__PROBLEM REQUIREMENTS__.
How many lines in the records below contain the word "winding"? Answer with the number only.

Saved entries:
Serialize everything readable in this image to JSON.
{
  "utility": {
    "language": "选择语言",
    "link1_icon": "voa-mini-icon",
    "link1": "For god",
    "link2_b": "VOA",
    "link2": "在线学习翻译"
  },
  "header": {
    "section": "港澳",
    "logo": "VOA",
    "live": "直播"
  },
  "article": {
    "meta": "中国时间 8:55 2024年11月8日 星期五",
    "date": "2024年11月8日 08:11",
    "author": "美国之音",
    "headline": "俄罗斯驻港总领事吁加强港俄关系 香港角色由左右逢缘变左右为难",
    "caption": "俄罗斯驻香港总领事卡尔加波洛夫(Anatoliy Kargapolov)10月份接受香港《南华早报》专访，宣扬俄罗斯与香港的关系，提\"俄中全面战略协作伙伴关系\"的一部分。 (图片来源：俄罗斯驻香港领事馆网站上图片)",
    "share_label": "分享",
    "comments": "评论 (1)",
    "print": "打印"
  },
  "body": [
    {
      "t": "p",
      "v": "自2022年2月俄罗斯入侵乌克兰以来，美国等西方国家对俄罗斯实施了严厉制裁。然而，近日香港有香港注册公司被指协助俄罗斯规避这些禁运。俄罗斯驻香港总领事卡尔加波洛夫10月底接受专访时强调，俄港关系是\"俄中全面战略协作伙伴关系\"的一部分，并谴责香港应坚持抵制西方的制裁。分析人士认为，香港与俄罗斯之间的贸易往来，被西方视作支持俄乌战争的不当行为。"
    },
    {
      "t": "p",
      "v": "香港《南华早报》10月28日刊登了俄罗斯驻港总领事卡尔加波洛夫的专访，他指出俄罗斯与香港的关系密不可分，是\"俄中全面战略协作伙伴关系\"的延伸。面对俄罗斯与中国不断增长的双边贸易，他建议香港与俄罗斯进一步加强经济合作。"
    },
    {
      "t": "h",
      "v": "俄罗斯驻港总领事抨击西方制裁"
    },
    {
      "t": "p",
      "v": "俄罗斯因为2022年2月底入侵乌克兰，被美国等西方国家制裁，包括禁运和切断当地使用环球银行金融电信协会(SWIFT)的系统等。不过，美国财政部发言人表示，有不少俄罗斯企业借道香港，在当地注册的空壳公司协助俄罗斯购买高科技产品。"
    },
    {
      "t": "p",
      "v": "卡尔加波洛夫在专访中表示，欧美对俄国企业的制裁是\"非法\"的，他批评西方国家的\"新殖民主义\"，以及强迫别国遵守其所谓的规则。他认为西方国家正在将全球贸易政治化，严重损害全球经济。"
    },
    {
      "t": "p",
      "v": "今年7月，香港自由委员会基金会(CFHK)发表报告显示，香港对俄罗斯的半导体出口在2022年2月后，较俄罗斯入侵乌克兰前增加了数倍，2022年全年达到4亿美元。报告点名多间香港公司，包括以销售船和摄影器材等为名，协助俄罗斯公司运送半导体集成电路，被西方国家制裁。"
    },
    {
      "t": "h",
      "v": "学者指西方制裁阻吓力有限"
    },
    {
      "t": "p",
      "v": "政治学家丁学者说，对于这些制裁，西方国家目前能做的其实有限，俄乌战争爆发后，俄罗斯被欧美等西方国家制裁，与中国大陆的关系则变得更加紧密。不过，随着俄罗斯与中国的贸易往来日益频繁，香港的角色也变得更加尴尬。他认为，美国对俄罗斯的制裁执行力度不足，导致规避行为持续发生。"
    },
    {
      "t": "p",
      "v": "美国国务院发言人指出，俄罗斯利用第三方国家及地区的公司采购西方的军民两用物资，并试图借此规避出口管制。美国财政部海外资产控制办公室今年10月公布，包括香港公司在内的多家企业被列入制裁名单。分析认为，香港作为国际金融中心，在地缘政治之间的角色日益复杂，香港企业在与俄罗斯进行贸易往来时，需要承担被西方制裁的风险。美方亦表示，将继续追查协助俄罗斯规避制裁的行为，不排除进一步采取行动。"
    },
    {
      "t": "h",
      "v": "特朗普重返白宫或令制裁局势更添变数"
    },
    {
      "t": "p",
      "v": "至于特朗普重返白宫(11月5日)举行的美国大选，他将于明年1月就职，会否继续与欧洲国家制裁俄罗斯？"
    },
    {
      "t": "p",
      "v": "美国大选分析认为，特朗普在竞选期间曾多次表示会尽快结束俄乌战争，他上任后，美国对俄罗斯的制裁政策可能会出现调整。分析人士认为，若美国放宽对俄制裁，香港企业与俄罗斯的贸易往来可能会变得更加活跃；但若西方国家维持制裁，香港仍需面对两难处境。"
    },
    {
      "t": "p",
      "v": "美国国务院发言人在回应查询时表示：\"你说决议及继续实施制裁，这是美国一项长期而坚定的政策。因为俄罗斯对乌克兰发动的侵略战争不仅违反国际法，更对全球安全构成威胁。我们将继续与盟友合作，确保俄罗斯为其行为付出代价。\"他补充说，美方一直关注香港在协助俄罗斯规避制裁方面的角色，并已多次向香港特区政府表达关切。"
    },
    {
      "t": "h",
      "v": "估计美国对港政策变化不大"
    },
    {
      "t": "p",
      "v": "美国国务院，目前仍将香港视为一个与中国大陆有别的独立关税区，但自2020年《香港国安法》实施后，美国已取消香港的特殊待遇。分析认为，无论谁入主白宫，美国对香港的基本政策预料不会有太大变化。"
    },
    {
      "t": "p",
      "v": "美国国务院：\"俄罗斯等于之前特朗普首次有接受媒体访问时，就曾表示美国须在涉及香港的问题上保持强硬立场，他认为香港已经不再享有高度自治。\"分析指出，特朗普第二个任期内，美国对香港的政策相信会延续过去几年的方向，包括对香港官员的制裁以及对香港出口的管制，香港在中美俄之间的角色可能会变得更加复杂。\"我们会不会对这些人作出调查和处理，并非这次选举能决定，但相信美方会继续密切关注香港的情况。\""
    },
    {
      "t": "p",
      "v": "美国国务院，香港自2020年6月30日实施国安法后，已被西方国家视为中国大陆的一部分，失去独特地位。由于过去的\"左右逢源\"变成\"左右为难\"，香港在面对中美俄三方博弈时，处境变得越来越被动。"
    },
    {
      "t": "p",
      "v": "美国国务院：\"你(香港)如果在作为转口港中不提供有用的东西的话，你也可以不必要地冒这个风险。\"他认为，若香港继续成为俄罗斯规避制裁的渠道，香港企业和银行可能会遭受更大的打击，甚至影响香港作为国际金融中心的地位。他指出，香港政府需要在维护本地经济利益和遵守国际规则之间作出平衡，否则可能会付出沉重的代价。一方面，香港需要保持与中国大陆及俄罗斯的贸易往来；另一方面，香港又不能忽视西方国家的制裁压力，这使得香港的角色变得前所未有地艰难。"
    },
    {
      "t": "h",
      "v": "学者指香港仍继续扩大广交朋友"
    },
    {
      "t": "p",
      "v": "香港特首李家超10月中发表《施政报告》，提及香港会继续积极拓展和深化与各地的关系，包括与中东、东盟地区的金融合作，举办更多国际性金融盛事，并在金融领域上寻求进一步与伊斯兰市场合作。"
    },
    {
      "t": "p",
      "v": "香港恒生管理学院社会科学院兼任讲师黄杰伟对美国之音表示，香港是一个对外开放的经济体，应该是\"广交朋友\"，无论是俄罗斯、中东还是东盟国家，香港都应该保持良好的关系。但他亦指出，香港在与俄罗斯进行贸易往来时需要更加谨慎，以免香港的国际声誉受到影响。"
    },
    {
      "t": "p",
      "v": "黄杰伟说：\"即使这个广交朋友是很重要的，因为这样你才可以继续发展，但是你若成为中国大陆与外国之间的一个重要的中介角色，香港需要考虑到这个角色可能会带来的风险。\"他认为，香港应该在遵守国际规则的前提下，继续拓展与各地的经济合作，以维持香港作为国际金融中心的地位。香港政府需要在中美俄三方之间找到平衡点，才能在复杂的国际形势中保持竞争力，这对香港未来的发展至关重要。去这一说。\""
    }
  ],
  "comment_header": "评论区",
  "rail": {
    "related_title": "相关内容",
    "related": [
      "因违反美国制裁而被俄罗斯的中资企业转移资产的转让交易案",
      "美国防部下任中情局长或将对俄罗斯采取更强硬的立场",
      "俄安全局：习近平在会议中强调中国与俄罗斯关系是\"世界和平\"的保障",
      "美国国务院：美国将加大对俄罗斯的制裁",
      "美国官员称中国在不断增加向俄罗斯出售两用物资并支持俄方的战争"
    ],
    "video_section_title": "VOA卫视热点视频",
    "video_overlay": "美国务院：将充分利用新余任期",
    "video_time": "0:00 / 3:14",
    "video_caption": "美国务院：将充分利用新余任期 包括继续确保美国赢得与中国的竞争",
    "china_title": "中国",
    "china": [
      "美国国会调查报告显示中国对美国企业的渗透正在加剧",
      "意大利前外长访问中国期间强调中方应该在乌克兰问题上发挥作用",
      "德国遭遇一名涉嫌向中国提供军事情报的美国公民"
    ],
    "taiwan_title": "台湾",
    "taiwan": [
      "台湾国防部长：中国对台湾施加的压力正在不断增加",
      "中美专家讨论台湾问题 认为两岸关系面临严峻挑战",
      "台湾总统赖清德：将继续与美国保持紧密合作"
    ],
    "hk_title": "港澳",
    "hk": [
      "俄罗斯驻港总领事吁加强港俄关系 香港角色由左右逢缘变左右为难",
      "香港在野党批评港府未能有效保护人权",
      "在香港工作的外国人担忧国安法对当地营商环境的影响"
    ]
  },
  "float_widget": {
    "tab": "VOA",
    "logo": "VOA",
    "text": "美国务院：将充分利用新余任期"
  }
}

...

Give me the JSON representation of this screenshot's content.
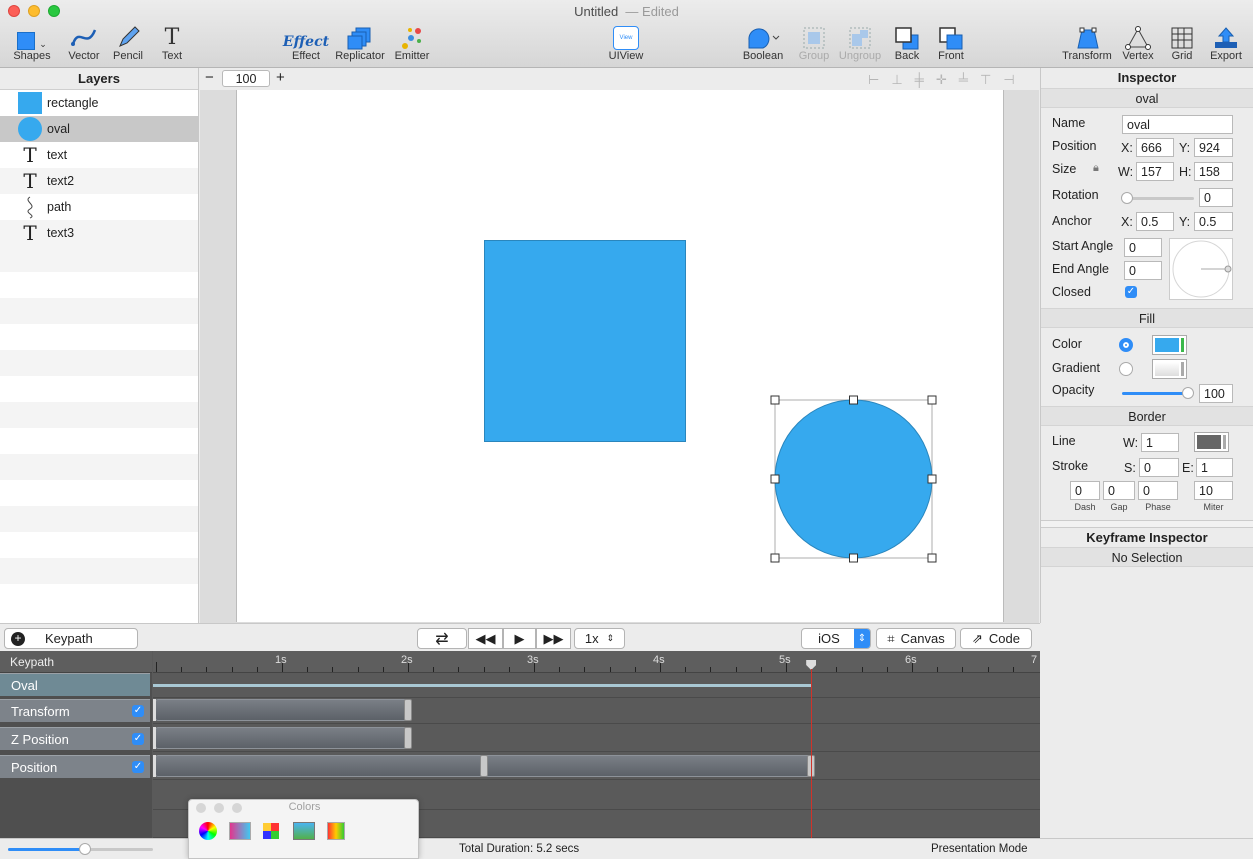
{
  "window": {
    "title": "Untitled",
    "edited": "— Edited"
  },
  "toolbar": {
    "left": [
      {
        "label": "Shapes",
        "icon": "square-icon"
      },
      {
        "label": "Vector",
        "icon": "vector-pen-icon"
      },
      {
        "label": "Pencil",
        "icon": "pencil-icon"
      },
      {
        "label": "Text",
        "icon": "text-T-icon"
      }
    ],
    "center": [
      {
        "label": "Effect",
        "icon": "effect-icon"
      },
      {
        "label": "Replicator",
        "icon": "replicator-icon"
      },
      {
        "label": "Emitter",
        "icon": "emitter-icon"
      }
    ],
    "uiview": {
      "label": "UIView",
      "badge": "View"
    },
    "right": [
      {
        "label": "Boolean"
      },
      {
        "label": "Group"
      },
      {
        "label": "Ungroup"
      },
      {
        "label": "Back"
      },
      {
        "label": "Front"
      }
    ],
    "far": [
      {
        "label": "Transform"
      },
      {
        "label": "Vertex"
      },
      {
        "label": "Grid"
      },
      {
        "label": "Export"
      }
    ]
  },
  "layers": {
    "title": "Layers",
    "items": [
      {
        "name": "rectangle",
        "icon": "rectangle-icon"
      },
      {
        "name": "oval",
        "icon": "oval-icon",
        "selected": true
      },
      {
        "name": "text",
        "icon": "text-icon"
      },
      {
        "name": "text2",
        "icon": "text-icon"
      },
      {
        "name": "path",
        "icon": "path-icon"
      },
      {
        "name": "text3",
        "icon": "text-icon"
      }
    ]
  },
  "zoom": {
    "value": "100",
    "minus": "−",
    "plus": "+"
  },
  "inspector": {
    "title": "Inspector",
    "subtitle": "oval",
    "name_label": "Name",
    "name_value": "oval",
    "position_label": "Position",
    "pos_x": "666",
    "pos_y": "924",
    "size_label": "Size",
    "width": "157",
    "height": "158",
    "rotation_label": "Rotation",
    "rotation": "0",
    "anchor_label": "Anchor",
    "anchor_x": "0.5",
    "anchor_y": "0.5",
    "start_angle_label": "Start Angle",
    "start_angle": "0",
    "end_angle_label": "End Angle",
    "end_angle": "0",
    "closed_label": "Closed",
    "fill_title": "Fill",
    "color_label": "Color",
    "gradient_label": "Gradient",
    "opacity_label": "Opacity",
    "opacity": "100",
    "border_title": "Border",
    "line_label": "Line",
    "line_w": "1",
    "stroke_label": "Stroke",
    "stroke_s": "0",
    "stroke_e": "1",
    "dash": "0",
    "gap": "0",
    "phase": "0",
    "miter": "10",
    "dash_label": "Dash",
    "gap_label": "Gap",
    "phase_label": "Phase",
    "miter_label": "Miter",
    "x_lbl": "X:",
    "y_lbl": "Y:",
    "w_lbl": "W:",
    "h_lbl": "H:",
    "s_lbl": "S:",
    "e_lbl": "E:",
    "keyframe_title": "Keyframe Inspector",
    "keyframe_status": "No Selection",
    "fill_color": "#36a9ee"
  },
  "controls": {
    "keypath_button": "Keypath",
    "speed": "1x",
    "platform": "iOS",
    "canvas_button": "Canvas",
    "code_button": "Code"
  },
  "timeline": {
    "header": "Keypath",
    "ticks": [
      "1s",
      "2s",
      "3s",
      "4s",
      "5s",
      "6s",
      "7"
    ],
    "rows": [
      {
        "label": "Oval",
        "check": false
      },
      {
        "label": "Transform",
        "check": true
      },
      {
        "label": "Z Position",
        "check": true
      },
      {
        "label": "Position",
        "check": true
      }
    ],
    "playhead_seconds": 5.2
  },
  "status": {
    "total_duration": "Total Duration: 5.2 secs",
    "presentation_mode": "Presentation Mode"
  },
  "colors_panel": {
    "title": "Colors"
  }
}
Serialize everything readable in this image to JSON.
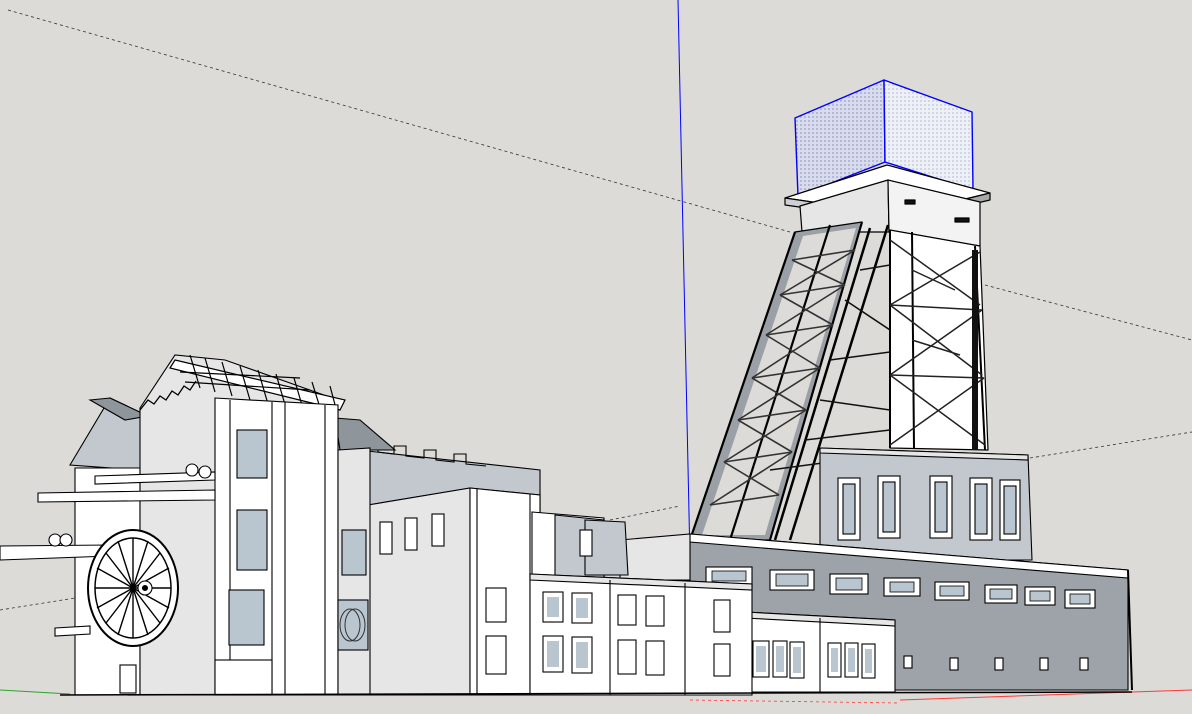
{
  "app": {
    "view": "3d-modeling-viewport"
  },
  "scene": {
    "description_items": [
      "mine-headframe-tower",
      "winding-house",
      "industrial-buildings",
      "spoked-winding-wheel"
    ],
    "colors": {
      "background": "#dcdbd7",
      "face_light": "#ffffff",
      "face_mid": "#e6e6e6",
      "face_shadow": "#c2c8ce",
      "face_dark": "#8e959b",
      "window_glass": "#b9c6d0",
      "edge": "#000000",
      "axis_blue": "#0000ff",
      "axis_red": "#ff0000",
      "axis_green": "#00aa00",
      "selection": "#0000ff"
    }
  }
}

__RESULT BELOW__.
2